Hello everybody~ First, thanks for all of you who helped on my previous post! They all worked well!! Here is a problem I still can't solve. I want to have a set of variables (or can be a class) that is shared among my threads. The hierachy of my program is as follows: Main calls thread1, also thread2. Thread1 then calls thread1b, and thread1c. They all simultaneously needs to access and modifiy the set of variables I talked about earlier. For now, lets not worry about locking those variables, for those just have to be primitive and array type of little size. For now, I created a class and some methods for those variables, and I passed that object into every thread, thinking that Java will pass the memory address of the object to the threads. Then, all threads will be refering to the same object when they access or modify it. But it seems does not work ... How can I solve this? Thanks everyone!! Jack
What you're describing is the correct and usual way to handle this; the devil is in the details, of course. Can you show us the (perhaps simplified) actual code you've written? I suspect we'll find that you haven't implemented exactly what you've described.
Well, OK, that looks correct, from what I can see. So why do you say it's not working? Show me a method that's getting an unexpected result. Note that, although you've said we oughtn't worry about synchronization, ignoring synchronization might actually be the root of the problem. If you ignore synchronization, a specific memory location -- i.e., a member variable of a single object -- can appear to have different values as seen from different threads. It is only when a memory barrier is crossed -- for example, when a synchronized block is entered -- that all threads are guaranteed to agree on the values of a variable. Changes made from one thread aren't guaranteed to instantly propagate to all the others otherwise. While we're here, let me give you a little advice. The elements of a newly-created Java array are always initialized to null or 0 or 0.0 or false, depending on type; there's no need for you to do it explicitly. Similarly, member variables of type int are initialized to zero, booleans to false, etc. Therefore most of your constructor body is actually doing redundant work. Only the lines that set variables to non-zero values should be retained. [ March 09, 2004: Message edited by: Ernest Friedman-Hill ]

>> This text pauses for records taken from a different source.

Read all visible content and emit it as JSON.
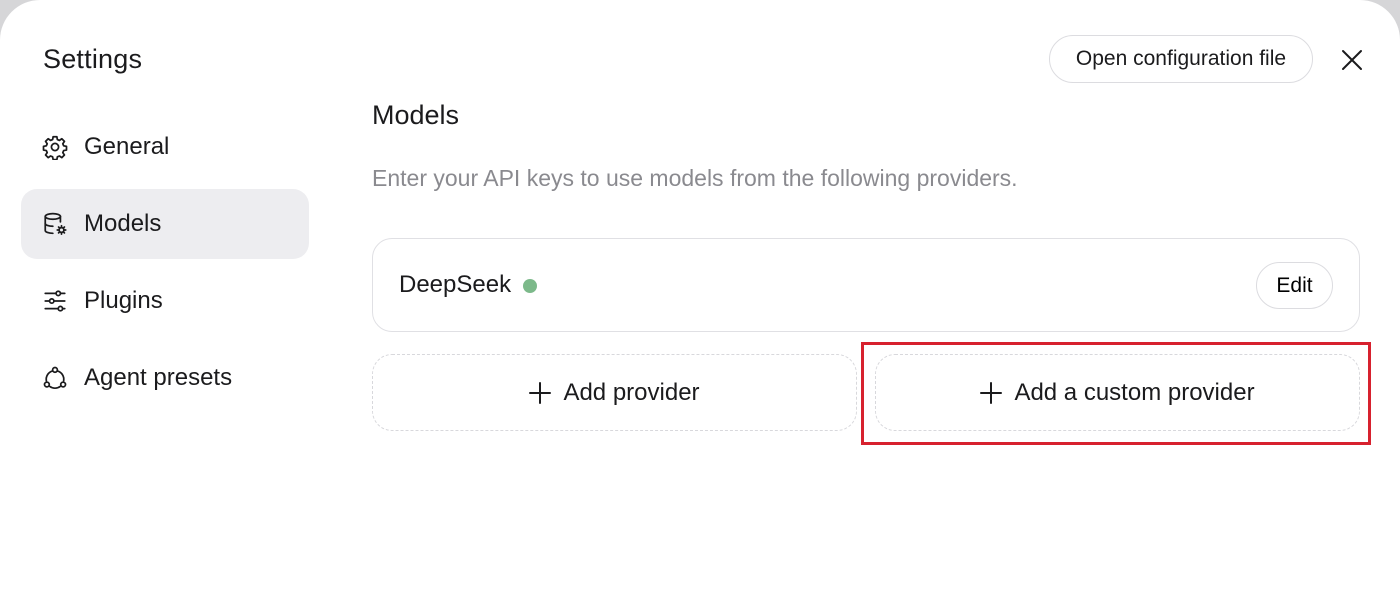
{
  "sidebar": {
    "title": "Settings",
    "items": [
      {
        "label": "General",
        "icon": "gear-icon",
        "active": false
      },
      {
        "label": "Models",
        "icon": "database-settings-icon",
        "active": true
      },
      {
        "label": "Plugins",
        "icon": "sliders-icon",
        "active": false
      },
      {
        "label": "Agent presets",
        "icon": "agent-cycle-icon",
        "active": false
      }
    ]
  },
  "header": {
    "open_config_label": "Open configuration file",
    "close_icon": "close-icon"
  },
  "main": {
    "title": "Models",
    "description": "Enter your API keys to use models from the following providers.",
    "providers": [
      {
        "name": "DeepSeek",
        "status_color": "#7cb98a",
        "edit_label": "Edit"
      }
    ],
    "add_provider_label": "Add provider",
    "add_custom_provider_label": "Add a custom provider"
  },
  "colors": {
    "highlight": "#d7212e",
    "active_nav_bg": "#ededf0"
  }
}
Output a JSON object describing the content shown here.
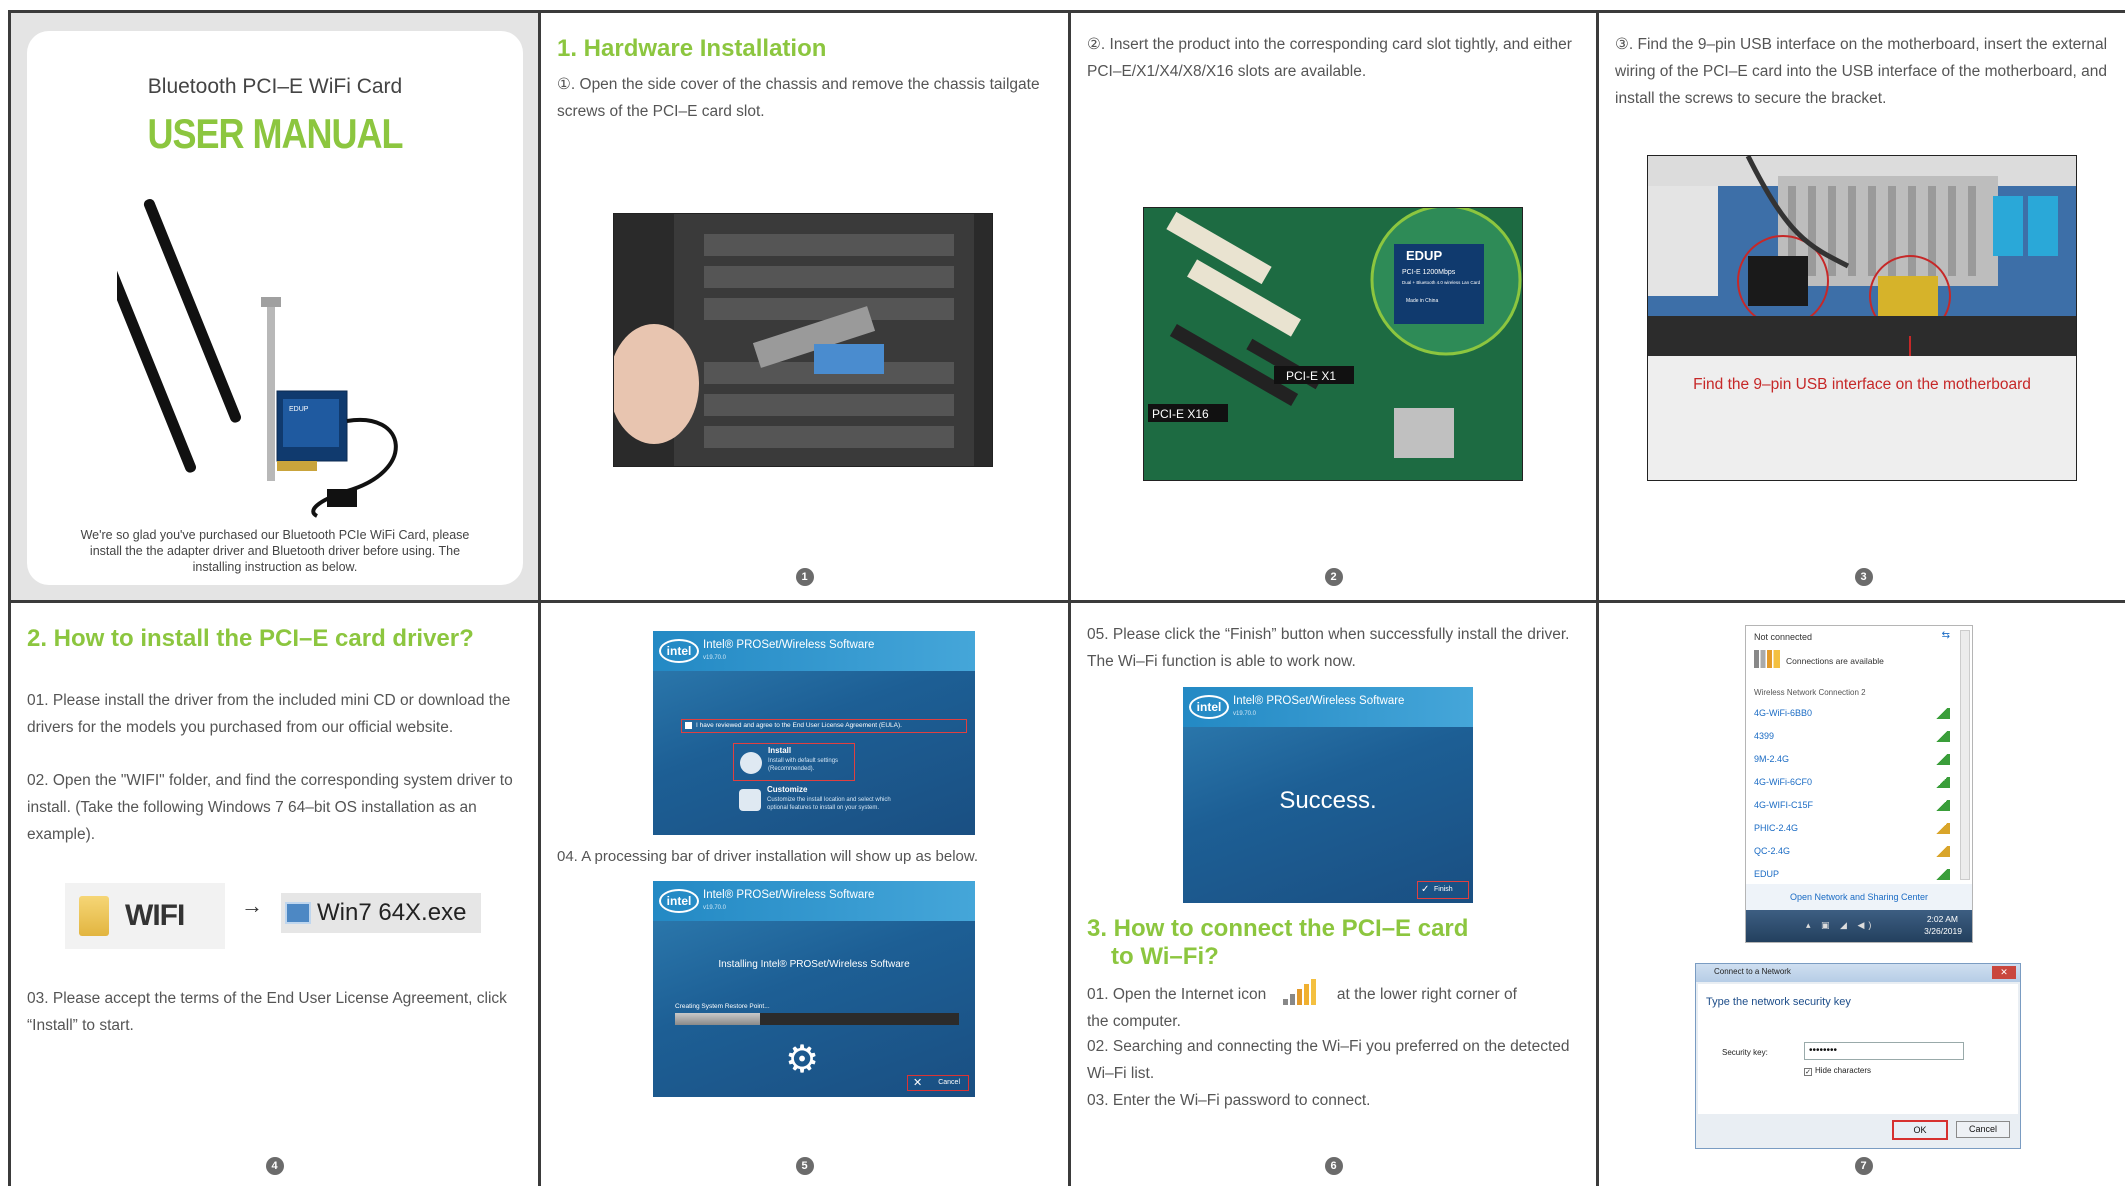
{
  "cover": {
    "subtitle": "Bluetooth PCI–E WiFi Card",
    "title": "USER MANUAL",
    "intro": "We're so glad you've purchased our Bluetooth PCIe WiFi Card, please install the the adapter driver and Bluetooth driver before using. The installing instruction as below."
  },
  "panel2": {
    "heading": "1. Hardware Installation",
    "text": "①. Open the side cover of the chassis and remove the chassis tailgate screws of the PCI–E card slot.",
    "num": "1"
  },
  "panel3": {
    "text": "②. Insert the product into the corresponding card slot tightly, and either PCI–E/X1/X4/X8/X16 slots are available.",
    "label_x1": "PCI-E X1",
    "label_x16": "PCI-E X16",
    "badge_brand": "EDUP",
    "badge_line1": "PCI-E 1200Mbps",
    "badge_line2": "Dual + Bluetooth 4.0 wireless Lan Card",
    "badge_line3": "Made in China",
    "num": "2"
  },
  "panel4": {
    "text": "③. Find the 9–pin USB interface on the motherboard, insert the external wiring of the PCI–E card into the USB interface of the motherboard, and install the screws to secure the bracket.",
    "caption": "Find the 9–pin USB interface on the motherboard",
    "num": "3"
  },
  "panel5": {
    "heading": "2. How to install the PCI–E card driver?",
    "step1": "01. Please install the driver from the included mini CD or download the drivers for the models you purchased from our official website.",
    "step2": "02. Open the \"WIFI\" folder, and find the corresponding system driver to install. (Take the following Windows 7 64–bit OS installation as an example).",
    "folder_label": "WIFI",
    "arrow": "→",
    "exe_label": "Win7 64X.exe",
    "step3": "03. Please accept the terms of the End User License Agreement, click “Install” to start.",
    "num": "4"
  },
  "panel6": {
    "intel_logo": "intel",
    "app_name": "Intel® PROSet/Wireless Software",
    "version": "v19.70.0",
    "eula": "I have reviewed and agree to the End User License Agreement (EULA).",
    "install_title": "Install",
    "install_desc": "Install with default settings (Recommended).",
    "customize_title": "Customize",
    "customize_desc": "Customize the install location and select which optional features to install on your system.",
    "step4": "04. A processing bar of driver installation will show up as below.",
    "installing": "Installing Intel® PROSet/Wireless Software",
    "restore": "Creating System Restore Point...",
    "cancel": "Cancel",
    "progress": 0.3,
    "num": "5"
  },
  "panel7": {
    "step5": "05. Please click the “Finish” button when successfully install the driver. The Wi–Fi function is able to work now.",
    "success": "Success.",
    "finish": "Finish",
    "heading_line1": "3. How to connect the PCI–E card",
    "heading_line2": "to Wi–Fi?",
    "s1a": "01. Open the Internet icon",
    "s1b": "at the lower right corner of",
    "s1c": "the computer.",
    "s2": "02.  Searching and connecting the Wi–Fi you preferred on the detected Wi–Fi list.",
    "s3": "03. Enter the Wi–Fi password to connect.",
    "num": "6"
  },
  "panel8": {
    "not_connected": "Not connected",
    "available": "Connections are available",
    "section": "Wireless Network Connection 2",
    "networks": [
      "4G-WiFi-6BB0",
      "4399",
      "9M-2.4G",
      "4G-WiFi-6CF0",
      "4G-WIFI-C15F",
      "PHIC-2.4G",
      "QC-2.4G",
      "EDUP"
    ],
    "open_center": "Open Network and Sharing Center",
    "time": "2:02 AM",
    "date": "3/26/2019",
    "dialog_title": "Connect to a Network",
    "dialog_heading": "Type the network security key",
    "key_label": "Security key:",
    "key_value": "••••••••",
    "hide": "Hide characters",
    "ok": "OK",
    "cancel": "Cancel",
    "num": "7"
  }
}
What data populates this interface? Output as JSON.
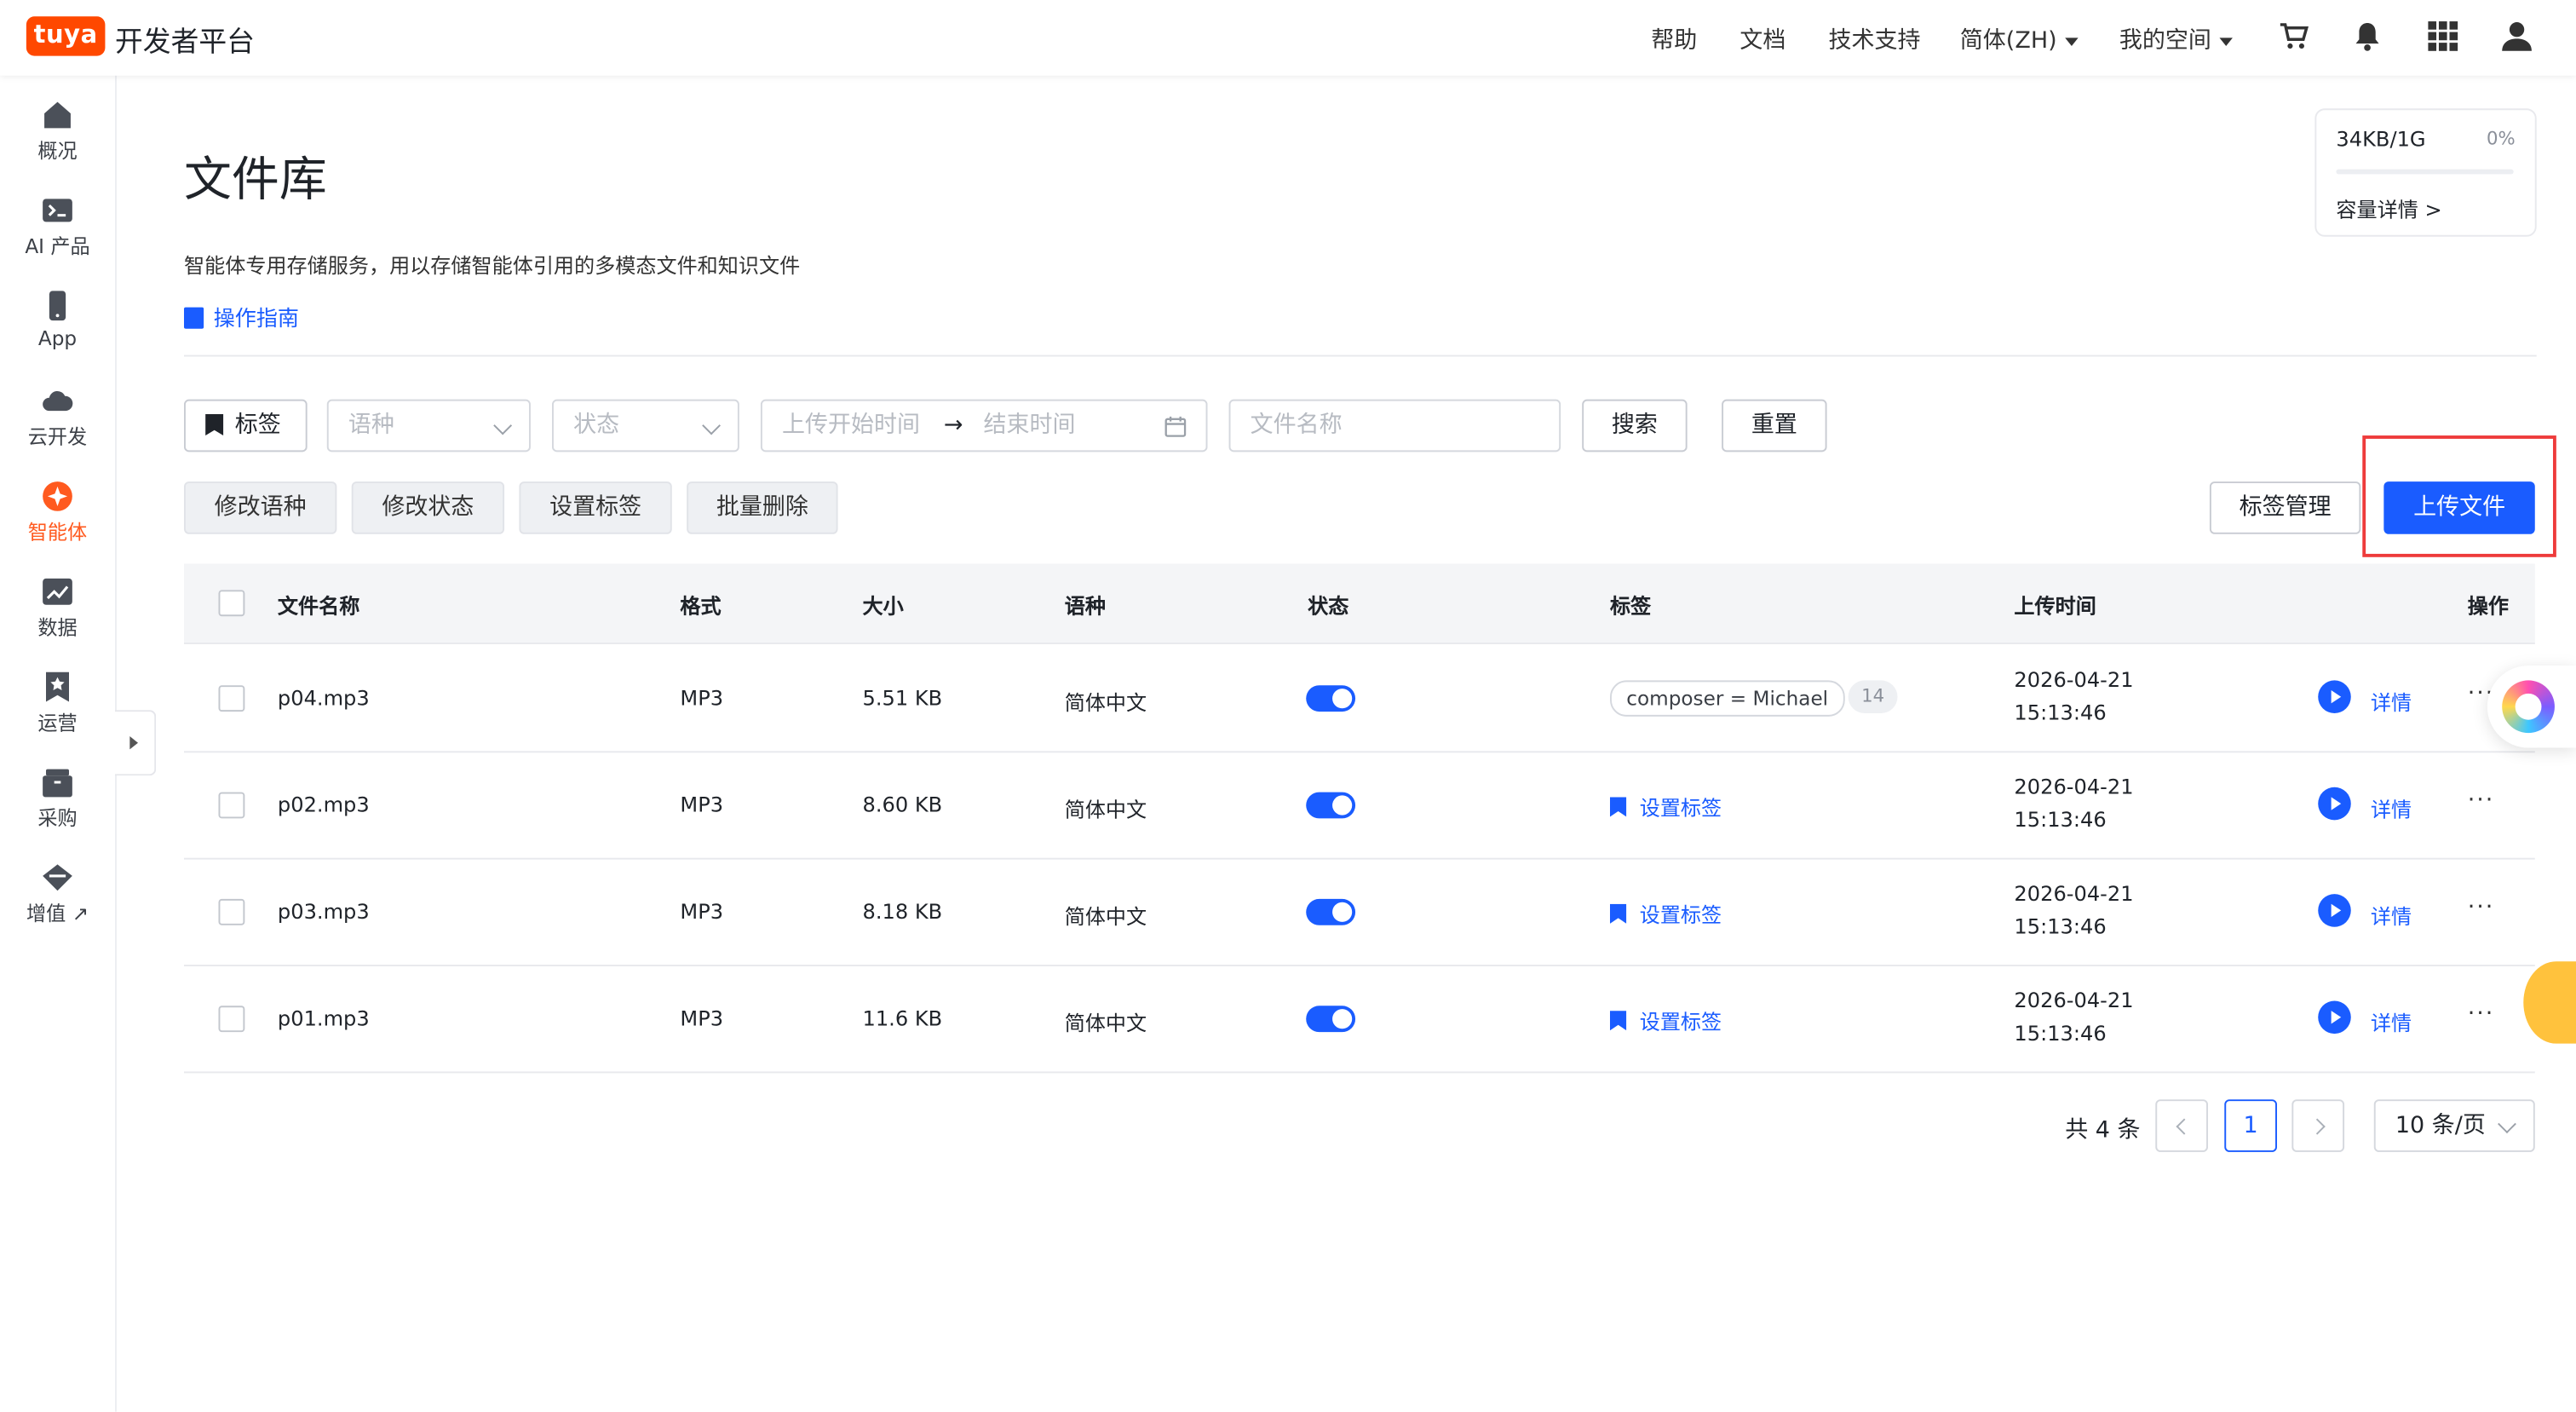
{
  "brand": {
    "logo": "tuya",
    "title": "开发者平台",
    "color": "#ff4800"
  },
  "topnav": {
    "help": "帮助",
    "docs": "文档",
    "support": "技术支持",
    "lang": "简体(ZH)",
    "space": "我的空间"
  },
  "topicons": [
    "cart-icon",
    "bell-icon",
    "grid-icon",
    "user-icon"
  ],
  "sidebar": {
    "items": [
      {
        "label": "概况",
        "icon": "home-icon"
      },
      {
        "label": "AI 产品",
        "icon": "terminal-icon"
      },
      {
        "label": "App",
        "icon": "phone-icon"
      },
      {
        "label": "云开发",
        "icon": "cloud-icon"
      },
      {
        "label": "智能体",
        "icon": "agent-icon",
        "active": true
      },
      {
        "label": "数据",
        "icon": "chart-icon"
      },
      {
        "label": "运营",
        "icon": "star-icon"
      },
      {
        "label": "采购",
        "icon": "box-icon"
      },
      {
        "label": "增值 ↗",
        "icon": "diamond-icon"
      }
    ]
  },
  "page": {
    "title": "文件库",
    "description": "智能体专用存储服务，用以存储智能体引用的多模态文件和知识文件",
    "guide": "操作指南"
  },
  "storage": {
    "used": "34KB/1G",
    "percent": "0%",
    "percent_value": 0,
    "link": "容量详情 >"
  },
  "filters": {
    "tag_button": "标签",
    "language_placeholder": "语种",
    "status_placeholder": "状态",
    "start_placeholder": "上传开始时间",
    "end_placeholder": "结束时间",
    "filename_placeholder": "文件名称",
    "search": "搜索",
    "reset": "重置"
  },
  "actions": {
    "edit_language": "修改语种",
    "edit_status": "修改状态",
    "set_tag": "设置标签",
    "batch_delete": "批量删除",
    "tag_manage": "标签管理",
    "upload": "上传文件"
  },
  "table": {
    "headers": {
      "name": "文件名称",
      "format": "格式",
      "size": "大小",
      "language": "语种",
      "status": "状态",
      "tags": "标签",
      "upload_time": "上传时间",
      "actions": "操作"
    },
    "rows": [
      {
        "name": "p04.mp3",
        "format": "MP3",
        "size": "5.51 KB",
        "language": "简体中文",
        "enabled": true,
        "tag": "composer = Michael",
        "tag_count": "14",
        "date": "2026-04-21",
        "time": "15:13:46",
        "detail": "详情",
        "more": "···"
      },
      {
        "name": "p02.mp3",
        "format": "MP3",
        "size": "8.60 KB",
        "language": "简体中文",
        "enabled": true,
        "set_tag": "设置标签",
        "date": "2026-04-21",
        "time": "15:13:46",
        "detail": "详情",
        "more": "···"
      },
      {
        "name": "p03.mp3",
        "format": "MP3",
        "size": "8.18 KB",
        "language": "简体中文",
        "enabled": true,
        "set_tag": "设置标签",
        "date": "2026-04-21",
        "time": "15:13:46",
        "detail": "详情",
        "more": "···"
      },
      {
        "name": "p01.mp3",
        "format": "MP3",
        "size": "11.6 KB",
        "language": "简体中文",
        "enabled": true,
        "set_tag": "设置标签",
        "date": "2026-04-21",
        "time": "15:13:46",
        "detail": "详情",
        "more": "···"
      }
    ]
  },
  "pagination": {
    "total": "共 4 条",
    "current": "1",
    "page_size": "10 条/页"
  },
  "colors": {
    "primary": "#1a5cff",
    "active_nav": "#ff5a1f",
    "highlight": "#ee3b3b"
  }
}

Well, let's see. You can test the theory that this is the problem by declaring all the members of NodeState to be "volatile." This is quite bad for performance, however, so it's not something you'll want to do in the long term. But if you change all the declarations to, i.e., public volatile boolean notDone; and the problem goes away, then you know that was it. If that really is the problem, then you'll need to look at synchronization more closely. Any "simple" solution I give you will be a non-optimal one. For example, you could deal with this by using synchronized get/set methods to access every member variable. While using the methods is a good idea, making everything synchronized isn't, necessarily. The right answer depends on your application.
Firstable, I really need to thank you for your immediate replies!! It really helps alot! First, to ask perhaps a really simple questions, the get/set methods, to make them synchronized, all I have to do is add the keyword "synchonized" at their heading and that'll ensure synchronization between different thread access/modify them? So what happens when a thread tries to access a block that is locked by other already? Does it just wait, till it can enter it? Then, 2nd questions is, notice I am trying to do TimeStamps, however, when I do System.currentTimeMillis(), I realize some values are 1xxxxxxxxxx while others could be 4xxxxxxxxxx or 3xxxxxxxxx ....etc. I thought the System.currentTimeMillis() function returns the number of seconds elapsed since Jan 1970...somethin along that line? When I test that function back to back, like call: System.currentTime(). sleep(5), System.currentTime(). I can see that it gives me a somewhat accurate value. However, when I call it at different machines (because this is a Pnt2Pnt model) the TimeStamp at the other end maybe be 4xxxxxxxxx whiel the TimeStamp at this end is 1xxxxxxxx, How can I compare the the TS of 2 seprate workstation, then?
First, to ask perhaps a really simple questions, the get/set methods, to make them synchronized, all I have to do is add the keyword "synchonized" at their heading and that'll ensure synchronization between different thread access/modify them? So what happens when a thread tries to access a block that is locked by other already? Does it just wait, till it can enter it?
Yes, just add "synchronized". If a thread tries to enter a block that's already locked, then yes, it just waits. It's perfectly transparent to the code that calls the synchronized method.
I thought the System.currentTimeMillis() function returns the number of seconds elapsed since Jan 1970...somethin along that line?
It does: milliseconds since midnight 1 January 1970 GMT. Current values look like 1078864440328 or so. If you're getting values that start with "4" then something's very wrong. If you're sending these over the network, as you imply, then your network code may be wrong.